§ **RECORD EXCERPTS**:
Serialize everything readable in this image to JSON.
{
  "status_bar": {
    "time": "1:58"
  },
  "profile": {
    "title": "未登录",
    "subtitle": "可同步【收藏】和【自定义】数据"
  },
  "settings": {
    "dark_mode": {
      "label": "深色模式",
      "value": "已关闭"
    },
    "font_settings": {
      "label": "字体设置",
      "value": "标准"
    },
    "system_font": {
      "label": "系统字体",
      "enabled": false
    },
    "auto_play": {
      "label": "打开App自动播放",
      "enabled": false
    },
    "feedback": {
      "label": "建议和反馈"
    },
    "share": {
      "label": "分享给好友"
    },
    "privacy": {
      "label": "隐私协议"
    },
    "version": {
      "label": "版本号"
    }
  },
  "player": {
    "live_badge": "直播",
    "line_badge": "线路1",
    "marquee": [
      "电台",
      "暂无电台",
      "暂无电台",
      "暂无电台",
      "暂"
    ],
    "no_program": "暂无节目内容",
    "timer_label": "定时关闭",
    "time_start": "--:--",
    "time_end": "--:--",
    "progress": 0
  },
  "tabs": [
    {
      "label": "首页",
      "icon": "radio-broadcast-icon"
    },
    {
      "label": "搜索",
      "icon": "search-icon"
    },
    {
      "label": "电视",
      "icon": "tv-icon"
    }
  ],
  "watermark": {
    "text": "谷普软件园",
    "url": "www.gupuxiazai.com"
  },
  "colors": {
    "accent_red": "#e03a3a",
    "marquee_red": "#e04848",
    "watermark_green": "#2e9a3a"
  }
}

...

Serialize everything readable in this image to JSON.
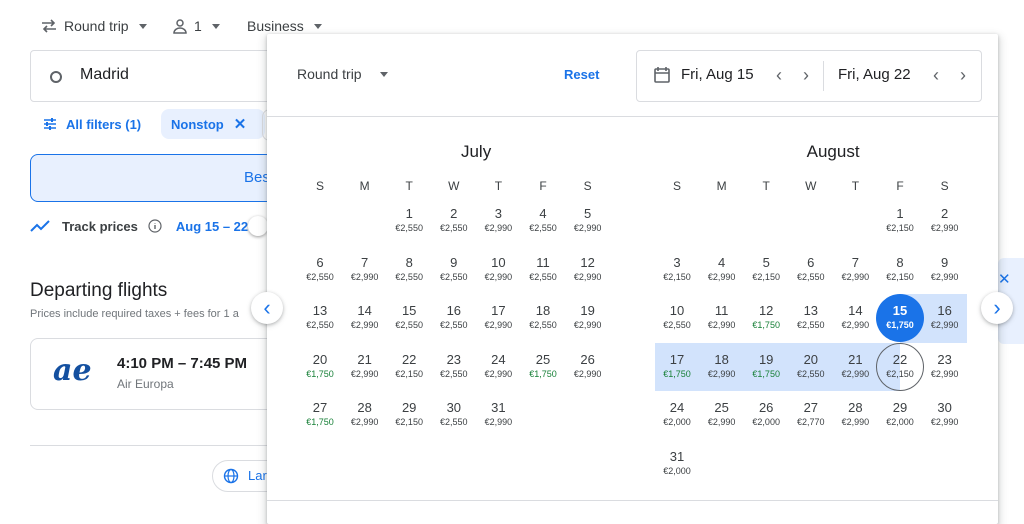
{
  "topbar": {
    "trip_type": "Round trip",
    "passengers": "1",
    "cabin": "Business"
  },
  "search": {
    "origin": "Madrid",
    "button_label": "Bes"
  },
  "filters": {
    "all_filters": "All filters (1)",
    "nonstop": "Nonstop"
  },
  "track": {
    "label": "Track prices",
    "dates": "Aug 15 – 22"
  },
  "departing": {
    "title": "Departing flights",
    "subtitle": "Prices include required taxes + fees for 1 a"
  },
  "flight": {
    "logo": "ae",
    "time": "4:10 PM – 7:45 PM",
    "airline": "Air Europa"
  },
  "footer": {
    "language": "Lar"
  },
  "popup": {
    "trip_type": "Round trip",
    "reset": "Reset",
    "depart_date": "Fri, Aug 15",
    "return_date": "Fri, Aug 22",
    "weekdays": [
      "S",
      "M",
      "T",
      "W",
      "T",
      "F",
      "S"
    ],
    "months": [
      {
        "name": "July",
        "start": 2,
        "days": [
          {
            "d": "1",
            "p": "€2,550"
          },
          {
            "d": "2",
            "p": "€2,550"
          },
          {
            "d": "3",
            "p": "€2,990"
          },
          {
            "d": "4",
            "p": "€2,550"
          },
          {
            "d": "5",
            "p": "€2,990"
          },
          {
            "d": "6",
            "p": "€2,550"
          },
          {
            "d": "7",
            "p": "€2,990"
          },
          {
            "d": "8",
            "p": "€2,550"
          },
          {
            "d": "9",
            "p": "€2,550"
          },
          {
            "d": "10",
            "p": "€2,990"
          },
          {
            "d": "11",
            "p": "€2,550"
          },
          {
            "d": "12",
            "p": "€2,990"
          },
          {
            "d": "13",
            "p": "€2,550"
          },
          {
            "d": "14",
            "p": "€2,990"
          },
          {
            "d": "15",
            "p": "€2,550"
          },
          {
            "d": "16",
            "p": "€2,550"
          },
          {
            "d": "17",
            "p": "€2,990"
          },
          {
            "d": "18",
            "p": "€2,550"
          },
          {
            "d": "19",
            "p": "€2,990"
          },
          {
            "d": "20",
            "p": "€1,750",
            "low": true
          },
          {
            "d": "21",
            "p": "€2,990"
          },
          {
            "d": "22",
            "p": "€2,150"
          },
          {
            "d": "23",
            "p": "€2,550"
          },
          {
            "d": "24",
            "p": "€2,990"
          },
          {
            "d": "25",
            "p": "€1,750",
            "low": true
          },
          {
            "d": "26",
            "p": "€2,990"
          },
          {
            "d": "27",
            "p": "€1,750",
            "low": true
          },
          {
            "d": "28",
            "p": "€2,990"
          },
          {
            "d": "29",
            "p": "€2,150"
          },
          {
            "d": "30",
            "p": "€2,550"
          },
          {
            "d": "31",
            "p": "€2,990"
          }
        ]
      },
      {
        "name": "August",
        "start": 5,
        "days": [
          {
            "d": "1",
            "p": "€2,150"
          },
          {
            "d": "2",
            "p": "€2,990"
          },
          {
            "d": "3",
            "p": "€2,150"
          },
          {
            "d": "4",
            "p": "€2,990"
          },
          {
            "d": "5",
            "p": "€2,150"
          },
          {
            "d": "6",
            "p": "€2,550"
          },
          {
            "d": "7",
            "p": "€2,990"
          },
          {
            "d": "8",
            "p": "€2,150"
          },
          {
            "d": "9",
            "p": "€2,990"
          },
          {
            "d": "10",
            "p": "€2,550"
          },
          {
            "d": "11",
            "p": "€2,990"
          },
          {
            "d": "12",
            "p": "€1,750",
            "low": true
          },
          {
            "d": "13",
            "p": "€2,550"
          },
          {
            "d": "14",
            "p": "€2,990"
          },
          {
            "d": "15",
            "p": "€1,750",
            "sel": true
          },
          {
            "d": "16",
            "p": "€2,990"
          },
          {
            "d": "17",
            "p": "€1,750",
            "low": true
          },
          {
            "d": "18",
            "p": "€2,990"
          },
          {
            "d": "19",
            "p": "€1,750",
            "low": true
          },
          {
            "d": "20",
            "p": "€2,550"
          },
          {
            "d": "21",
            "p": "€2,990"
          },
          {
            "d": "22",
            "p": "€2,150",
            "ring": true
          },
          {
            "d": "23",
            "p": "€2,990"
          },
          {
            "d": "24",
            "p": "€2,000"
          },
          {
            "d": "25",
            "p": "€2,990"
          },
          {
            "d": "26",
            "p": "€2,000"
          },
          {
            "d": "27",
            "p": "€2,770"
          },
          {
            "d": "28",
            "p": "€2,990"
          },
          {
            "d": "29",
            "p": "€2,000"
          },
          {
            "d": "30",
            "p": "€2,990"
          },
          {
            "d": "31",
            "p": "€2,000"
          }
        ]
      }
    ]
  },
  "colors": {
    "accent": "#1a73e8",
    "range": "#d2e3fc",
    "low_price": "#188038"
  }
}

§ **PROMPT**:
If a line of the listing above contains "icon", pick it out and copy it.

§ **COMPLETED TASK**:
      "icon": "radio-broadcast-icon"
      "icon": "search-icon"
      "icon": "tv-icon"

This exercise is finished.